━━━ Provided records ━━━

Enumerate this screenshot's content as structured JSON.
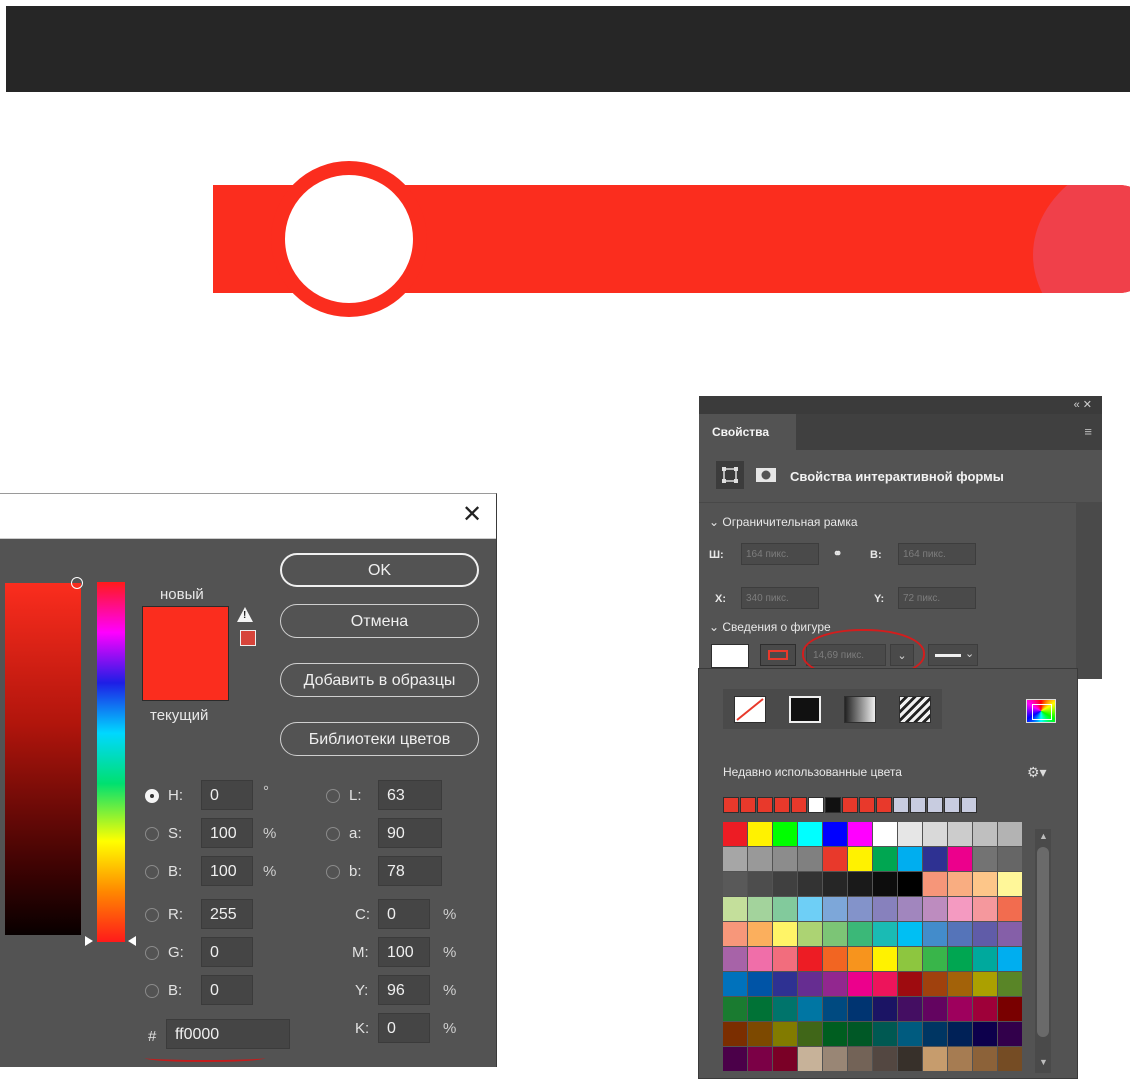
{
  "picker": {
    "label_new": "новый",
    "label_current": "текущий",
    "new_color": "#fb2d1e",
    "current_color": "#fb2d1e",
    "buttons": {
      "ok": "OK",
      "cancel": "Отмена",
      "add_to_swatches": "Добавить в образцы",
      "color_libraries": "Библиотеки цветов"
    },
    "fields": {
      "h": {
        "label": "H:",
        "value": "0",
        "unit": "°",
        "selected": true
      },
      "s": {
        "label": "S:",
        "value": "100",
        "unit": "%"
      },
      "b": {
        "label": "B:",
        "value": "100",
        "unit": "%"
      },
      "r": {
        "label": "R:",
        "value": "255"
      },
      "g": {
        "label": "G:",
        "value": "0"
      },
      "b2": {
        "label": "B:",
        "value": "0"
      },
      "l": {
        "label": "L:",
        "value": "63"
      },
      "a": {
        "label": "a:",
        "value": "90"
      },
      "lab_b": {
        "label": "b:",
        "value": "78"
      },
      "c": {
        "label": "C:",
        "value": "0",
        "unit": "%"
      },
      "m": {
        "label": "M:",
        "value": "100",
        "unit": "%"
      },
      "y": {
        "label": "Y:",
        "value": "96",
        "unit": "%"
      },
      "k": {
        "label": "K:",
        "value": "0",
        "unit": "%"
      },
      "hex": {
        "label": "#",
        "value": "ff0000"
      }
    }
  },
  "properties": {
    "tab": "Свойства",
    "header": "Свойства интерактивной формы",
    "section_bounds": "Ограничительная рамка",
    "section_shape": "Сведения о фигуре",
    "w_label": "Ш:",
    "w_value": "164 пикс.",
    "h_label": "В:",
    "h_value": "164 пикс.",
    "x_label": "X:",
    "x_value": "340 пикс.",
    "y_label": "Y:",
    "y_value": "72 пикс.",
    "stroke_width": "14,69 пикс.",
    "strip_icons": "«  ✕"
  },
  "swatch_popover": {
    "recent_label": "Недавно использованные цвета",
    "recent_colors": [
      "#e8392b",
      "#e8392b",
      "#e8392b",
      "#e8392b",
      "#e8392b",
      "#ffffff",
      "#111111",
      "#e8392b",
      "#e8392b",
      "#e8392b",
      "#c8cce0",
      "#c8cce0",
      "#c8cce0",
      "#c8cce0",
      "#c8cce0"
    ],
    "grid_colors": [
      "#ed1c24",
      "#fff200",
      "#00ff00",
      "#00ffff",
      "#0000ff",
      "#ff00ff",
      "#ffffff",
      "#e6e6e6",
      "#d9d9d9",
      "#cccccc",
      "#bfbfbf",
      "#b3b3b3",
      "#a6a6a6",
      "#999999",
      "#8c8c8c",
      "#808080",
      "#e8392b",
      "#fff200",
      "#00a651",
      "#00aeef",
      "#2e3192",
      "#ec008c",
      "#737373",
      "#666666",
      "#595959",
      "#4d4d4d",
      "#404040",
      "#333333",
      "#262626",
      "#1a1a1a",
      "#0d0d0d",
      "#000000",
      "#f69679",
      "#f9ad81",
      "#fdc689",
      "#fff799",
      "#c4df9b",
      "#a3d39c",
      "#82ca9c",
      "#6ecff6",
      "#7da7d9",
      "#8393ca",
      "#8781bd",
      "#a186be",
      "#bd8cbf",
      "#f49ac1",
      "#f5989d",
      "#f26c4f",
      "#f7977a",
      "#fbaf5d",
      "#fff467",
      "#acd373",
      "#7cc576",
      "#3bb878",
      "#1abbb4",
      "#00bff3",
      "#438ccb",
      "#5574b9",
      "#605ca8",
      "#855fa8",
      "#a763a8",
      "#f06ea9",
      "#f26d7d",
      "#ed1c24",
      "#f26522",
      "#f7941d",
      "#fff200",
      "#8dc63f",
      "#39b54a",
      "#00a651",
      "#00a99d",
      "#00aeef",
      "#0072bc",
      "#0054a6",
      "#2e3192",
      "#662d91",
      "#92278f",
      "#ec008c",
      "#ed145b",
      "#9e0b0f",
      "#a0410d",
      "#a36209",
      "#aba000",
      "#598527",
      "#1a7b30",
      "#007236",
      "#00746b",
      "#0076a3",
      "#004a80",
      "#003471",
      "#1b1464",
      "#440e62",
      "#630460",
      "#9e005d",
      "#9e0039",
      "#790000",
      "#7b2e00",
      "#7d4900",
      "#827b00",
      "#406618",
      "#005e20",
      "#005826",
      "#005952",
      "#005b7f",
      "#003663",
      "#002157",
      "#0d004c",
      "#32004b",
      "#4b0049",
      "#7b0046",
      "#7a0026",
      "#c7b299",
      "#998675",
      "#736357",
      "#534741",
      "#37302a",
      "#c69c6d",
      "#a67c52",
      "#8c6239",
      "#754c24"
    ]
  }
}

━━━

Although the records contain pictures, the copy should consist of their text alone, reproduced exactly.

Enumerate this screenshot's content as structured JSON.
{
  "picker": {
    "label_new": "новый",
    "label_current": "текущий",
    "new_color": "#fb2d1e",
    "current_color": "#fb2d1e",
    "buttons": {
      "ok": "OK",
      "cancel": "Отмена",
      "add_to_swatches": "Добавить в образцы",
      "color_libraries": "Библиотеки цветов"
    },
    "fields": {
      "h": {
        "label": "H:",
        "value": "0",
        "unit": "°",
        "selected": true
      },
      "s": {
        "label": "S:",
        "value": "100",
        "unit": "%"
      },
      "b": {
        "label": "B:",
        "value": "100",
        "unit": "%"
      },
      "r": {
        "label": "R:",
        "value": "255"
      },
      "g": {
        "label": "G:",
        "value": "0"
      },
      "b2": {
        "label": "B:",
        "value": "0"
      },
      "l": {
        "label": "L:",
        "value": "63"
      },
      "a": {
        "label": "a:",
        "value": "90"
      },
      "lab_b": {
        "label": "b:",
        "value": "78"
      },
      "c": {
        "label": "C:",
        "value": "0",
        "unit": "%"
      },
      "m": {
        "label": "M:",
        "value": "100",
        "unit": "%"
      },
      "y": {
        "label": "Y:",
        "value": "96",
        "unit": "%"
      },
      "k": {
        "label": "K:",
        "value": "0",
        "unit": "%"
      },
      "hex": {
        "label": "#",
        "value": "ff0000"
      }
    }
  },
  "properties": {
    "tab": "Свойства",
    "header": "Свойства интерактивной формы",
    "section_bounds": "Ограничительная рамка",
    "section_shape": "Сведения о фигуре",
    "w_label": "Ш:",
    "w_value": "164 пикс.",
    "h_label": "В:",
    "h_value": "164 пикс.",
    "x_label": "X:",
    "x_value": "340 пикс.",
    "y_label": "Y:",
    "y_value": "72 пикс.",
    "stroke_width": "14,69 пикс.",
    "strip_icons": "«  ✕"
  },
  "swatch_popover": {
    "recent_label": "Недавно использованные цвета",
    "recent_colors": [
      "#e8392b",
      "#e8392b",
      "#e8392b",
      "#e8392b",
      "#e8392b",
      "#ffffff",
      "#111111",
      "#e8392b",
      "#e8392b",
      "#e8392b",
      "#c8cce0",
      "#c8cce0",
      "#c8cce0",
      "#c8cce0",
      "#c8cce0"
    ],
    "grid_colors": [
      "#ed1c24",
      "#fff200",
      "#00ff00",
      "#00ffff",
      "#0000ff",
      "#ff00ff",
      "#ffffff",
      "#e6e6e6",
      "#d9d9d9",
      "#cccccc",
      "#bfbfbf",
      "#b3b3b3",
      "#a6a6a6",
      "#999999",
      "#8c8c8c",
      "#808080",
      "#e8392b",
      "#fff200",
      "#00a651",
      "#00aeef",
      "#2e3192",
      "#ec008c",
      "#737373",
      "#666666",
      "#595959",
      "#4d4d4d",
      "#404040",
      "#333333",
      "#262626",
      "#1a1a1a",
      "#0d0d0d",
      "#000000",
      "#f69679",
      "#f9ad81",
      "#fdc689",
      "#fff799",
      "#c4df9b",
      "#a3d39c",
      "#82ca9c",
      "#6ecff6",
      "#7da7d9",
      "#8393ca",
      "#8781bd",
      "#a186be",
      "#bd8cbf",
      "#f49ac1",
      "#f5989d",
      "#f26c4f",
      "#f7977a",
      "#fbaf5d",
      "#fff467",
      "#acd373",
      "#7cc576",
      "#3bb878",
      "#1abbb4",
      "#00bff3",
      "#438ccb",
      "#5574b9",
      "#605ca8",
      "#855fa8",
      "#a763a8",
      "#f06ea9",
      "#f26d7d",
      "#ed1c24",
      "#f26522",
      "#f7941d",
      "#fff200",
      "#8dc63f",
      "#39b54a",
      "#00a651",
      "#00a99d",
      "#00aeef",
      "#0072bc",
      "#0054a6",
      "#2e3192",
      "#662d91",
      "#92278f",
      "#ec008c",
      "#ed145b",
      "#9e0b0f",
      "#a0410d",
      "#a36209",
      "#aba000",
      "#598527",
      "#1a7b30",
      "#007236",
      "#00746b",
      "#0076a3",
      "#004a80",
      "#003471",
      "#1b1464",
      "#440e62",
      "#630460",
      "#9e005d",
      "#9e0039",
      "#790000",
      "#7b2e00",
      "#7d4900",
      "#827b00",
      "#406618",
      "#005e20",
      "#005826",
      "#005952",
      "#005b7f",
      "#003663",
      "#002157",
      "#0d004c",
      "#32004b",
      "#4b0049",
      "#7b0046",
      "#7a0026",
      "#c7b299",
      "#998675",
      "#736357",
      "#534741",
      "#37302a",
      "#c69c6d",
      "#a67c52",
      "#8c6239",
      "#754c24"
    ]
  }
}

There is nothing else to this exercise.